### Input data

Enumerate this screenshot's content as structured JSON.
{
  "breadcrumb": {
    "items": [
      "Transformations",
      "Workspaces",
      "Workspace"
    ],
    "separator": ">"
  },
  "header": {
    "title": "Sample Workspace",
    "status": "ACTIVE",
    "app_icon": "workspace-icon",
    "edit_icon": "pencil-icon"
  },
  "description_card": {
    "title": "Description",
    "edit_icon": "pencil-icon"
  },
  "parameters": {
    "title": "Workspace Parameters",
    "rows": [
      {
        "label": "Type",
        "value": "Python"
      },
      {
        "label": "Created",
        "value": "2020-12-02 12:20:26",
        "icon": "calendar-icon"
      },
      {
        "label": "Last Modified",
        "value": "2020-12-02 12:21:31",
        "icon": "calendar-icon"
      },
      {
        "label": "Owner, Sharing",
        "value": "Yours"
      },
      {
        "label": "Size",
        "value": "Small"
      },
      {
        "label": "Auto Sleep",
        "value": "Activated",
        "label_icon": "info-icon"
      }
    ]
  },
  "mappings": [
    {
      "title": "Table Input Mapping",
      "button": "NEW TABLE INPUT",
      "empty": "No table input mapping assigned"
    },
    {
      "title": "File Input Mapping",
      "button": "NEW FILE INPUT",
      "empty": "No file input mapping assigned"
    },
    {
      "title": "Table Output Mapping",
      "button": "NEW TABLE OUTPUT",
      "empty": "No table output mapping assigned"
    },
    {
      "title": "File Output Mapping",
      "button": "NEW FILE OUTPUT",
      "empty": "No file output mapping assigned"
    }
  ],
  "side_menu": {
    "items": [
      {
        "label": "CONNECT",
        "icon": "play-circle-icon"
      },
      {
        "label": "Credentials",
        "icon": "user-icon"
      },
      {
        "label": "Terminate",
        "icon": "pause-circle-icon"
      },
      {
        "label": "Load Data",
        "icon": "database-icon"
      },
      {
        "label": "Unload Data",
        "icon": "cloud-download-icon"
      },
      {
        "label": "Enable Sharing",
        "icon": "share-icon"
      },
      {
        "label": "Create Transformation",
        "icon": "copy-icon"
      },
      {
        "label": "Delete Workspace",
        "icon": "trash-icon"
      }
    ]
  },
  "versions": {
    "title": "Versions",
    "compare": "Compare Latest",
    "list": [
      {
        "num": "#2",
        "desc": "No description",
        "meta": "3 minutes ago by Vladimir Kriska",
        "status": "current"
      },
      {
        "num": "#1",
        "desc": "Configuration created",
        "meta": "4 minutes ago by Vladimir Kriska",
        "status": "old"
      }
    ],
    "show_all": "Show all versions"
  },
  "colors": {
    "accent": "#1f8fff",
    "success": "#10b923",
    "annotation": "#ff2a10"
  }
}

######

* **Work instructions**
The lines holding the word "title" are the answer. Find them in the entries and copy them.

* **Solution for this problem**
    "title": "Sample Workspace",
    "title": "Description",
    "title": "Workspace Parameters",
      "title": "Table Input Mapping",
      "title": "File Input Mapping",
      "title": "Table Output Mapping",
      "title": "File Output Mapping",
    "title": "Versions",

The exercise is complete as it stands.